The decline of the Greek economy will surpass current expectations and will reach 5% this year, said the head of the Central Bank, quoted by Reuters. In March, the bank predicted 125-billion economy of Greece to shrink by 4.5% in 2012, having reported a decline of 6.9% last year. This is the fifth consecutive year of recession for the country, which has already received double international assistance. As yet another gap between expectations and realities of government in the economy.
At the annual meeting of the bank George Provopoulos, who is a member of the board of the European Central Bank called for strict adherence to fiscal reforms and commitments undertaken by Greece in exchange for emergency loans from the EU and the International Monetary Fund.
The central banker expects the current account deficit of Greece to shrink to 7.5% of GDP this year from 9.8% in March 2011 was forecast to shrink by 7%.
“The expected decline in labor costs per unit of output in 2012-13, along with projected trends in prices will lead to significant improvements in competitiveness and contribute to increased exports,” he said.
Provopoulos also warned that Greece’s membership in the euro area is at risk if it fails to fulfill its promises to its creditors, especially after the upcoming parliamentary elections. “If the elections to cast doubt about the intention of the new government and society to implement the program, the present favorable prospects will turn,” he notes.
The Greeks will elect their new government on May 6, according to recent sociologic studies – two major parties of the ruling coalition now – PASOK and New Democracy would only secure a parliamentary majority. Whoever wins will have to agree to further cuts costs by 5.5% of GDP or 11 billion for 2013-2014, and to provide another 3 billion through improved tax collection.
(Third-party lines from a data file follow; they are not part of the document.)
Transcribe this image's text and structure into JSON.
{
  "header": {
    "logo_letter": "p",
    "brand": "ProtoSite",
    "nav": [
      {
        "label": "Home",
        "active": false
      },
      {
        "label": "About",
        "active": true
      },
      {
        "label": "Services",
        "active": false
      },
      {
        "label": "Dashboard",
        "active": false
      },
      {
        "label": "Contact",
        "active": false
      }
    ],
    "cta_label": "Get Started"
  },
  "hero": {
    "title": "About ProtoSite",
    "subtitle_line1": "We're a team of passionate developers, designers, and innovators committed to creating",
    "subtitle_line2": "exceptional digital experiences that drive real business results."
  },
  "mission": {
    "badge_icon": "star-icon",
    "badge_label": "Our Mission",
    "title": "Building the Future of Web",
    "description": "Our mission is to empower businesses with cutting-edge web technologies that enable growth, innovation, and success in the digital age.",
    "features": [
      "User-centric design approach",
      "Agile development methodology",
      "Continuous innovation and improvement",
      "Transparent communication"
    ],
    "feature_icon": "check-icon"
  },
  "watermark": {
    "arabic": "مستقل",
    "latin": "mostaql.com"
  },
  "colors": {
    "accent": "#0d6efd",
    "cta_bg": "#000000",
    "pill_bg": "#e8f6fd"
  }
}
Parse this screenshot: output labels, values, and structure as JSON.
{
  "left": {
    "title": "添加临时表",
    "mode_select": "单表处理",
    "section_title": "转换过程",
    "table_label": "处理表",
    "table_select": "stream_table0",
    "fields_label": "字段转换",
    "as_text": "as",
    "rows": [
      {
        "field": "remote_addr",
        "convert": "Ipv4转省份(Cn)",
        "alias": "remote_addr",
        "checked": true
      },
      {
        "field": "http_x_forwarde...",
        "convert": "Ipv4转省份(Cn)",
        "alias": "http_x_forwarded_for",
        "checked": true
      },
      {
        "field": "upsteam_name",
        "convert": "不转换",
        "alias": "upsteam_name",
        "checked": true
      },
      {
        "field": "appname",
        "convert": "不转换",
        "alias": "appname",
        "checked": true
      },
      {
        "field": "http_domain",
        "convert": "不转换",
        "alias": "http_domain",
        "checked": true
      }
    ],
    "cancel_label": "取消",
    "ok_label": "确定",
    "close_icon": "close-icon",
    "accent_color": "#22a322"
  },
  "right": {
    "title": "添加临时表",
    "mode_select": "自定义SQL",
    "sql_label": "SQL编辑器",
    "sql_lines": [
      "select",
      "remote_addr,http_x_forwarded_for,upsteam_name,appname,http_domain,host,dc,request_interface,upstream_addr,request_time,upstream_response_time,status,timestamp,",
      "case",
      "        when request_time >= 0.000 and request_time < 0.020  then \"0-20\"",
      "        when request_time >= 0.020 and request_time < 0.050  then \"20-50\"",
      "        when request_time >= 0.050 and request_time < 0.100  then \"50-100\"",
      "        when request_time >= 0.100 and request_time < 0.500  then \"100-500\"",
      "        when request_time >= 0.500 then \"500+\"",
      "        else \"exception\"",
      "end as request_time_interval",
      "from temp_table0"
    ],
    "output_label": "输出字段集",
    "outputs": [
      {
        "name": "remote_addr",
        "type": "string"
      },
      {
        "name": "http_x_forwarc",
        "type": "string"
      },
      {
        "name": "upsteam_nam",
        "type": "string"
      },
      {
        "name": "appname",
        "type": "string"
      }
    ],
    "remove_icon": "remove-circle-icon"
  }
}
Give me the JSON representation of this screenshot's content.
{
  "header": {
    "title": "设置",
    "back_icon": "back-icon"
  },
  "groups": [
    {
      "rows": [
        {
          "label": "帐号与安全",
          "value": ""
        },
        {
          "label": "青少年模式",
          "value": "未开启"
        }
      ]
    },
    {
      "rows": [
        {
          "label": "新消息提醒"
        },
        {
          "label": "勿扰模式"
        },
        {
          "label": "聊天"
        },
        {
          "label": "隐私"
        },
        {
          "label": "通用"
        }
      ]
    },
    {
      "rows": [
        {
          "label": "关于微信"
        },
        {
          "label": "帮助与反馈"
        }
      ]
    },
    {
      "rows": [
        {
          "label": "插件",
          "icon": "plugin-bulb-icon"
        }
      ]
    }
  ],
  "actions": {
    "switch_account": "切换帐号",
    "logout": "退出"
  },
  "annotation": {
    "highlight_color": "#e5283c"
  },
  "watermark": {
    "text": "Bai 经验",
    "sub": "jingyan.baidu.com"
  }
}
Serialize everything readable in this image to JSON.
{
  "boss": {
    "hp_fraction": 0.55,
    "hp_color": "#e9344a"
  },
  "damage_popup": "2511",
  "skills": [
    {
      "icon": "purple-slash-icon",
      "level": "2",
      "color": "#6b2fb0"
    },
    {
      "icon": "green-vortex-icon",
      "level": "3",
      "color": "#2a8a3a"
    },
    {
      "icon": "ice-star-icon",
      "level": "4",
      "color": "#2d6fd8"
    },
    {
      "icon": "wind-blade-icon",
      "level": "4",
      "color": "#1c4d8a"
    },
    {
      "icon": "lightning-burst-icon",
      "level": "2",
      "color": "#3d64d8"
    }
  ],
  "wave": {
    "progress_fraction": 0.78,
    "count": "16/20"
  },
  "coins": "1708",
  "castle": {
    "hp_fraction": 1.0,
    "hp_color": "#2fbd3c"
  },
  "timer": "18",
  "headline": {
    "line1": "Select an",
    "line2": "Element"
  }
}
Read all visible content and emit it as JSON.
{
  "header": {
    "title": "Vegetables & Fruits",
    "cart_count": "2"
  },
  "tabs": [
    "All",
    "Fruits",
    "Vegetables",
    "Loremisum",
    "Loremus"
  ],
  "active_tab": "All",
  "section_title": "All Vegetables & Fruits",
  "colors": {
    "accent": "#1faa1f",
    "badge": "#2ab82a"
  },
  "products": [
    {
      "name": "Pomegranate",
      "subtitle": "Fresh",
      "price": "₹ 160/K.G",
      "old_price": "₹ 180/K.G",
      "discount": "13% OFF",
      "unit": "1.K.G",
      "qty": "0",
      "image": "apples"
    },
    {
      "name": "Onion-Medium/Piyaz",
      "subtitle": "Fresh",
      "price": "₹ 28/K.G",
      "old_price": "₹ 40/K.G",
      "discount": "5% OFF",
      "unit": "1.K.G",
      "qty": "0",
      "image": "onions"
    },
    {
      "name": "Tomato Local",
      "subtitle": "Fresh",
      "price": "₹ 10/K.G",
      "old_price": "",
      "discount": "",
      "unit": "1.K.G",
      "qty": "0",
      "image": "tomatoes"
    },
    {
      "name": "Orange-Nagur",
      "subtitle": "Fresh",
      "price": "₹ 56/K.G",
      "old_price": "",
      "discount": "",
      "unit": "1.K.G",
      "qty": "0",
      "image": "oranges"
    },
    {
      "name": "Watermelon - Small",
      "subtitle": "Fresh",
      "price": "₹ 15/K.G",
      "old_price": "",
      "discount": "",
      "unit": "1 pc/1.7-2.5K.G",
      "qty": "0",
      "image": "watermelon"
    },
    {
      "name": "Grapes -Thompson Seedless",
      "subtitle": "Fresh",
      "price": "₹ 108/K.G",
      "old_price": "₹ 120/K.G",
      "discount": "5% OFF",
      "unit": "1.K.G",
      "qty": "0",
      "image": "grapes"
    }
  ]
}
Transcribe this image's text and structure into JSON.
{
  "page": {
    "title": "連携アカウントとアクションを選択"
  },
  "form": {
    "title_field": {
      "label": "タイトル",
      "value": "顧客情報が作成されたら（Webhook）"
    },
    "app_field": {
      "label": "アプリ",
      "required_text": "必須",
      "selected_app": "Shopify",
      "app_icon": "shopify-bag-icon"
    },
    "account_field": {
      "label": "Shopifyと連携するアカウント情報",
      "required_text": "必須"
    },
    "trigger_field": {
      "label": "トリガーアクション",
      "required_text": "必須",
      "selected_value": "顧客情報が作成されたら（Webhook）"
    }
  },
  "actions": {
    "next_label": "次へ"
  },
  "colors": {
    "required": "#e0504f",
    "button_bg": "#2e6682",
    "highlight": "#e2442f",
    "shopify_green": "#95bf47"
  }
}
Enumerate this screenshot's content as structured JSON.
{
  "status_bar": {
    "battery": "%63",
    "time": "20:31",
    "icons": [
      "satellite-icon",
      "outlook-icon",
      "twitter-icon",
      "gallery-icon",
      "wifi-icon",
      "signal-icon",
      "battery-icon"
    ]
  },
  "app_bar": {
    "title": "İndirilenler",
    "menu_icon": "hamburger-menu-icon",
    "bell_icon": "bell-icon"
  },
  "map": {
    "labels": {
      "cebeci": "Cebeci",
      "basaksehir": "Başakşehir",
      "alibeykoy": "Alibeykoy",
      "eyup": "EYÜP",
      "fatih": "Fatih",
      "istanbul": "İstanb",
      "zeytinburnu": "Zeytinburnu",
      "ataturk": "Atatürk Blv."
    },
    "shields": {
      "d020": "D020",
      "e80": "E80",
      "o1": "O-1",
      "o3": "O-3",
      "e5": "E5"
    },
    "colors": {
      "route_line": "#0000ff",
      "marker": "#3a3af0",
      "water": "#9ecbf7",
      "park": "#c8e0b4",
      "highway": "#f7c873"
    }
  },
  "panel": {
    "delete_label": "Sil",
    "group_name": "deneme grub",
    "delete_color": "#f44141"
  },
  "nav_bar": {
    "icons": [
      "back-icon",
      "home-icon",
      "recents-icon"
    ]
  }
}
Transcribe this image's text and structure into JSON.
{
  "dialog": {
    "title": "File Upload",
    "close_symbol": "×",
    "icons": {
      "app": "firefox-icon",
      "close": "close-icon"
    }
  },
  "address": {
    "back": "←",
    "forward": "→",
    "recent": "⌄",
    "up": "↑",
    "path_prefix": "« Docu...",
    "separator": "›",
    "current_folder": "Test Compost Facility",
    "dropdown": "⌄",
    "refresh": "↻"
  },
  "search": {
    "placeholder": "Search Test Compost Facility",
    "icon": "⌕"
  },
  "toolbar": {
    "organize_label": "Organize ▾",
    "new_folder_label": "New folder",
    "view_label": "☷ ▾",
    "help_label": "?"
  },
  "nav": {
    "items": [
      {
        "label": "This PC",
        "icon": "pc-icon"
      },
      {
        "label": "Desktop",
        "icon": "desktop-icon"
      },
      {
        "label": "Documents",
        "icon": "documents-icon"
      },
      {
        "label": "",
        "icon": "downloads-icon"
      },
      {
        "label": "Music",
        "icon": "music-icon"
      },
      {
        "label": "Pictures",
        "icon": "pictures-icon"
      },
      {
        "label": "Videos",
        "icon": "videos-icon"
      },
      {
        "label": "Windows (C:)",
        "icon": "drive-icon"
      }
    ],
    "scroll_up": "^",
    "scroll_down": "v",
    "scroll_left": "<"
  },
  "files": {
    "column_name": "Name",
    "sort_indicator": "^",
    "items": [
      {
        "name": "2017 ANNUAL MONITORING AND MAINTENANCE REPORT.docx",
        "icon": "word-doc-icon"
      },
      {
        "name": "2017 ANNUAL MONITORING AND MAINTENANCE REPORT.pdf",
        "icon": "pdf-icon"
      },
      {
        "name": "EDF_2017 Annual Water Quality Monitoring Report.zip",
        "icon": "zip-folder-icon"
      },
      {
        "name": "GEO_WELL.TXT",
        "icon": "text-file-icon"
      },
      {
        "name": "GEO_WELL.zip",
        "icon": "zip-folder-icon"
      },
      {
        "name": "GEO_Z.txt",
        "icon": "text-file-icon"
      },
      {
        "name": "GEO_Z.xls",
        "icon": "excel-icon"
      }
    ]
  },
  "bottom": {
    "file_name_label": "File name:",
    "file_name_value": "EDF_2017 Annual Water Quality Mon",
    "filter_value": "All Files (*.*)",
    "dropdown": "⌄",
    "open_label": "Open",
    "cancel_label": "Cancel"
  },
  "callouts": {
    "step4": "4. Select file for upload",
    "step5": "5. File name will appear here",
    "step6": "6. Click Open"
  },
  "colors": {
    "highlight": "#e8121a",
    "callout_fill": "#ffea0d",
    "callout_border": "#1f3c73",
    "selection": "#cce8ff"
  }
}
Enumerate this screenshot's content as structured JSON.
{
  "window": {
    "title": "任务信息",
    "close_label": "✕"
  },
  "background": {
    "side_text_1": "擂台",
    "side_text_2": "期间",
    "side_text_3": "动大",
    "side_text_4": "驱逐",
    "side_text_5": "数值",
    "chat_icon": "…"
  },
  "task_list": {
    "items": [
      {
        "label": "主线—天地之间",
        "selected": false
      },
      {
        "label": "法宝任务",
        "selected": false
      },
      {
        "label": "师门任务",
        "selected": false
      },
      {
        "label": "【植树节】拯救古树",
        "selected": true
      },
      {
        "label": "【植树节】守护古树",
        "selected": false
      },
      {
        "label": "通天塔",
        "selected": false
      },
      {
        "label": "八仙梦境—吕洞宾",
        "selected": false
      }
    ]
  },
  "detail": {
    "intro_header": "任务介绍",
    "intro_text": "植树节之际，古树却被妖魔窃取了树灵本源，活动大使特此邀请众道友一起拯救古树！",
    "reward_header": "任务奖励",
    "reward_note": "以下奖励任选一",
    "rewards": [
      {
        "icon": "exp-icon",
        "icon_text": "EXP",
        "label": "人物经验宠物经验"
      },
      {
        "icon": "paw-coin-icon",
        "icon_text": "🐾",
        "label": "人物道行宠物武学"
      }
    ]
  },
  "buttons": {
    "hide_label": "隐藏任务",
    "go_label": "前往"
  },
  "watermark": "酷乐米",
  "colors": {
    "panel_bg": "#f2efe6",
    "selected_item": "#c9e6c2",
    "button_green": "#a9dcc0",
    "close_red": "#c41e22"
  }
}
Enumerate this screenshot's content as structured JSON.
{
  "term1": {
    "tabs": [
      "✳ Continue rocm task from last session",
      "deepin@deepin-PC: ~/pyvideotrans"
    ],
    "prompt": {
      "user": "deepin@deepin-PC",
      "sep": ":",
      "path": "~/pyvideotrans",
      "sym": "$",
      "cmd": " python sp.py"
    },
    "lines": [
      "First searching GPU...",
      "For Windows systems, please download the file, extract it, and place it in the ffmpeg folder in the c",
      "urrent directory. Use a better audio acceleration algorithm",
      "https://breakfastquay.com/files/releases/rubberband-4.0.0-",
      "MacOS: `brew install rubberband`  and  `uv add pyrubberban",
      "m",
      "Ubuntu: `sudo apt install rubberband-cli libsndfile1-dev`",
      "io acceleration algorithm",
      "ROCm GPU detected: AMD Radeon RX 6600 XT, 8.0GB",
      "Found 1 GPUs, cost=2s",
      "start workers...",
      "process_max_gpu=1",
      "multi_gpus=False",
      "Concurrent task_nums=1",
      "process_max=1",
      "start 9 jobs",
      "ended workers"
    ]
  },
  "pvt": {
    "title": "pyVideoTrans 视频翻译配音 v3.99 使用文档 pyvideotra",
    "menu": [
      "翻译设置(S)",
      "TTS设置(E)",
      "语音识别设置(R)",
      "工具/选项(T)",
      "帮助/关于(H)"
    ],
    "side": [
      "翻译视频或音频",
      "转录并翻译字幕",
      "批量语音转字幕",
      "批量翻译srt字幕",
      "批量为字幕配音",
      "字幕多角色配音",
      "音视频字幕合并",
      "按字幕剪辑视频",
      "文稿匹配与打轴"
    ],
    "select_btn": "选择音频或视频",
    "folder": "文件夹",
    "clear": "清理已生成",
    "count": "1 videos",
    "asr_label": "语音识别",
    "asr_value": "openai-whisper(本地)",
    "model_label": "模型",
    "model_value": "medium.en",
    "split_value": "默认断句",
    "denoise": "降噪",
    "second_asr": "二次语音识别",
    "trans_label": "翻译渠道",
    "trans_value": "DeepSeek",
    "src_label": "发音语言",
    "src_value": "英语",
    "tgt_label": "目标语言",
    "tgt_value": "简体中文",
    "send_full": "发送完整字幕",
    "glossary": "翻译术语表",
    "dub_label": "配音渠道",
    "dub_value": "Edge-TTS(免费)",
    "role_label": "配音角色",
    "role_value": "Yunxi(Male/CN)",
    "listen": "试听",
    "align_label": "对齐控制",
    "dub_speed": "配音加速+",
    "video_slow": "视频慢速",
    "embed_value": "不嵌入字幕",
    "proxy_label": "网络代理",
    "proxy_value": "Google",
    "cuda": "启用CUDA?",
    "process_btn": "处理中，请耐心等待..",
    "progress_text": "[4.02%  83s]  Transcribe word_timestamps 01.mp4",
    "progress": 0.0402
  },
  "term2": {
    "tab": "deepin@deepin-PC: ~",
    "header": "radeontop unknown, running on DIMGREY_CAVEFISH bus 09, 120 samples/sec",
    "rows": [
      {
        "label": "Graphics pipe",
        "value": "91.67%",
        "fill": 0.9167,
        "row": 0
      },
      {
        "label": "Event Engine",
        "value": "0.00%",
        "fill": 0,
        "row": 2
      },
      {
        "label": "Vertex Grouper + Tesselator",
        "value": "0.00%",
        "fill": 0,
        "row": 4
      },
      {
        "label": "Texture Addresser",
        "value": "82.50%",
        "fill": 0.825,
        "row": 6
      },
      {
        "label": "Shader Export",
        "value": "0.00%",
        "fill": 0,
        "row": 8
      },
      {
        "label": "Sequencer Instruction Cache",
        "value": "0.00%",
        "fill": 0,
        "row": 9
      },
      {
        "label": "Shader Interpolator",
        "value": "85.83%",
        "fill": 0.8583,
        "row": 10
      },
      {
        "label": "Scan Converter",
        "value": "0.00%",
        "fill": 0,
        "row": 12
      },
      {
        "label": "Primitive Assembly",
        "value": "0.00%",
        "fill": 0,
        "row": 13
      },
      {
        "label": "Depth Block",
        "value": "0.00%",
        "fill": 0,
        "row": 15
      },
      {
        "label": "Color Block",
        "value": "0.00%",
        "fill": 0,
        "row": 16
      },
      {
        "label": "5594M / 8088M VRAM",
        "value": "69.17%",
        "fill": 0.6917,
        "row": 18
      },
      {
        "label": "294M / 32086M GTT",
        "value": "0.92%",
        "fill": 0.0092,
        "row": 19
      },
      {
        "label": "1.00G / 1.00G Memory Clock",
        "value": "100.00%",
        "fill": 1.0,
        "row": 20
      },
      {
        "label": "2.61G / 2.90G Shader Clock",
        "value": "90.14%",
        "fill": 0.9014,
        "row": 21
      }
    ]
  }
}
These are the latest requirements of the IMF to continue granting financial assistance to the country.